A: Diversely purposed pulleys are available for conveyor systems including:
A: The advantages of choosing a used or rebuilt motor include saving money, having the option to further customize the motor, and a potentially faster turn-around because motors are usually in stock and ready to sell. Our team can evaluate your conveyor system and provide detailed recommendations on used or rebuilt motor options for your platform.
A: A heavy-duty belt cleaning system or scraper is an essential piece of a conveyor. You should choose scraper systems that are efficient, easy to clean, work with less material loss, keep dirt from getting inside the conveyor system, and reduce dust.
A: If you have too much dust kicking up, the transfer chutes you are using might be part of the problem.
You can employ skirts, hood and spoon, water sprays, and complete transfer chute designs to suppress dust. Heavy-duty rubber skirts fill the gap between the bottom of the discharge chute and the lower conveyor. Hoods direct the material stream downwards at the end of the upper conveyor where the material waterfalls, and spoons that curve the material flow. Water sprays remove particulates from the air and keep them on the material being conveyed.
Finally, you can incorporate sophisticated software and special transfer chute designs that account for material characteristics, flow rates, and impact angles to manage material stream while minimizing impacts and preventing blockages.
Click here for more information on dust containment systems.
A: West River offers our customers the flexibility to participate in the production of their customized equipment. Accuracy is ensured down to the last bolt. We use carefully selected, industry-leading materials to produce a more rigid, mine-duty frame that does not distort during installation or use. The use of heavier steel results in products that surpass the basic requirements of the most demanding bulk material handling operations.
A: Factors to consider when designing a conveyor include material transport requirements, conveyor environment, loading and unloading concerns, budget, and project timeline.
A: Rigid rail, catenary, and wire rope conveyor structure all serve different purposes. Factors to consider when choosing conveyor structure include CEMA rating, conveyor system capacity, speed, spacing of idlers, and structure material type.
A: Mining conveyors require heavy-duty drive systems such as a base mount drive configuration requiring precision measurement, and alignment-free drive configurations that rely on shafts to control alignment.
A base mount drive configuration consists of a motor and reducer mounted on a solid base. In an alignment-free drive configuration, the motor is mounted to the reducer and the motor/reducer assembly is mounted directly to the pulley shaft.

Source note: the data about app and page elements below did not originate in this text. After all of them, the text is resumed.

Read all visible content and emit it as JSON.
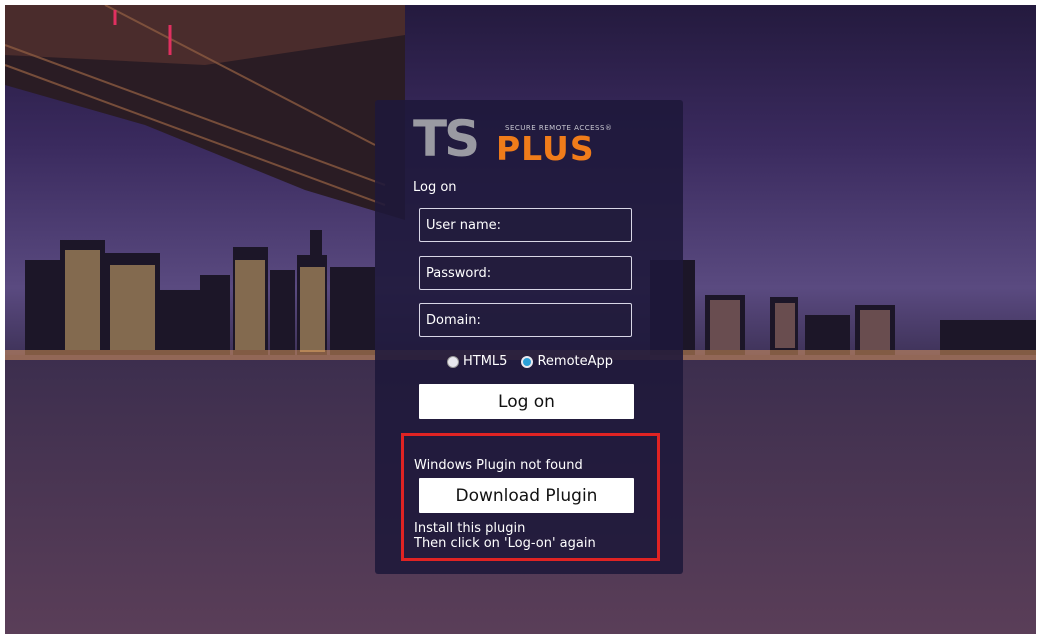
{
  "brand": {
    "logo_ts": "TS",
    "logo_plus": "PLUS",
    "tagline": "SECURE REMOTE ACCESS®"
  },
  "login": {
    "title": "Log on",
    "username_placeholder": "User name:",
    "password_placeholder": "Password:",
    "domain_placeholder": "Domain:",
    "mode_options": [
      "HTML5",
      "RemoteApp"
    ],
    "mode_selected": "RemoteApp",
    "logon_button": "Log on"
  },
  "plugin": {
    "status": "Windows Plugin not found",
    "download_button": "Download Plugin",
    "instruction_1": "Install this plugin",
    "instruction_2": "Then click on 'Log-on' again"
  },
  "colors": {
    "accent_orange": "#f07c1a",
    "highlight_red": "#e02323",
    "panel_bg": "#1e183a"
  }
}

For almost 40 years, West River Conveyors has provided quality, affordable, top-notch conveyor systems and mining equipment. We provide complete conveyor systems for diverse mining industries including coal, sand and gravel, trona, salt, and potash. Our products include industry-leading brand parts and have been thoroughly tested in the most demanding bulk-mining operations.
West River is committed to building quality products and complete customer satisfaction is our goal. We are ready to assist you with any of your conveyor system questions and emphasize the importance regular maintenance plays in extending the lifespan and performance of your system.
The debate of whether to use a fleet of trucks or overland conveyors to move millions of tons of aggregate is not a new one. On the one hand, supporters read more »
A truck driver shortage makes moving dirt, sand, gravel, and other minerals difficult in mining and construction sites. Many transport companies attempt to solve the problem by increasing pay. Yet, read more »
If you’re a project manager or estimator planning a heavy construction project that requires transporting bulk materials, you’re likely already weighing the advantages of using fixed construction conveyors vs. trucking read more »